- **YOUR GOAL**: Only lines with the string "https" should be returned from the data below.

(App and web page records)
....

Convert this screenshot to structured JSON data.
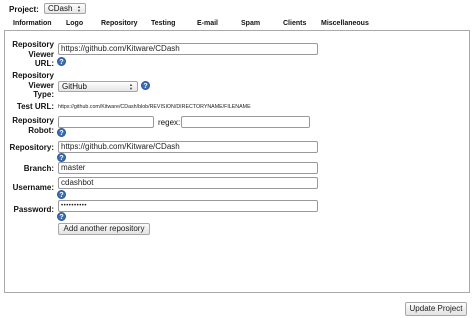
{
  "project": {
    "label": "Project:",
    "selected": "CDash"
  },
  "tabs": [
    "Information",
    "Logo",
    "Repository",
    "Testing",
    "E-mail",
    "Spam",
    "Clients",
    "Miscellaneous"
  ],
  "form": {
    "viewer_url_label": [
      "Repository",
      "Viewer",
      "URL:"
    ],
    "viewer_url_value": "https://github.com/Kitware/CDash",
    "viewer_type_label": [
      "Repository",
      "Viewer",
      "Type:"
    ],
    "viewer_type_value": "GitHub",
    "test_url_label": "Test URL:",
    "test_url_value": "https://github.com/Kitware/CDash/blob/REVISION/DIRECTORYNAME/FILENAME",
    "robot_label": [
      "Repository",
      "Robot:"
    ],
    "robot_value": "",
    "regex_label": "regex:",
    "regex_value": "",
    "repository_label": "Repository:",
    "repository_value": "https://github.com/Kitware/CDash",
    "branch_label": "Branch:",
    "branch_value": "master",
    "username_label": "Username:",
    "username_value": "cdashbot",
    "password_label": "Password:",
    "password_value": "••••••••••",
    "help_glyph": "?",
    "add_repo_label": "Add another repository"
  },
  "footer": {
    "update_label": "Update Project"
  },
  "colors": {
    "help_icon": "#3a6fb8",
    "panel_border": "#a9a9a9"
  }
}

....

- **OUTPUT OF THE TASK**:
    "viewer_url_value": "https://github.com/Kitware/CDash",
    "test_url_value": "https://github.com/Kitware/CDash/blob/REVISION/DIRECTORYNAME/FILENAME",
    "repository_value": "https://github.com/Kitware/CDash",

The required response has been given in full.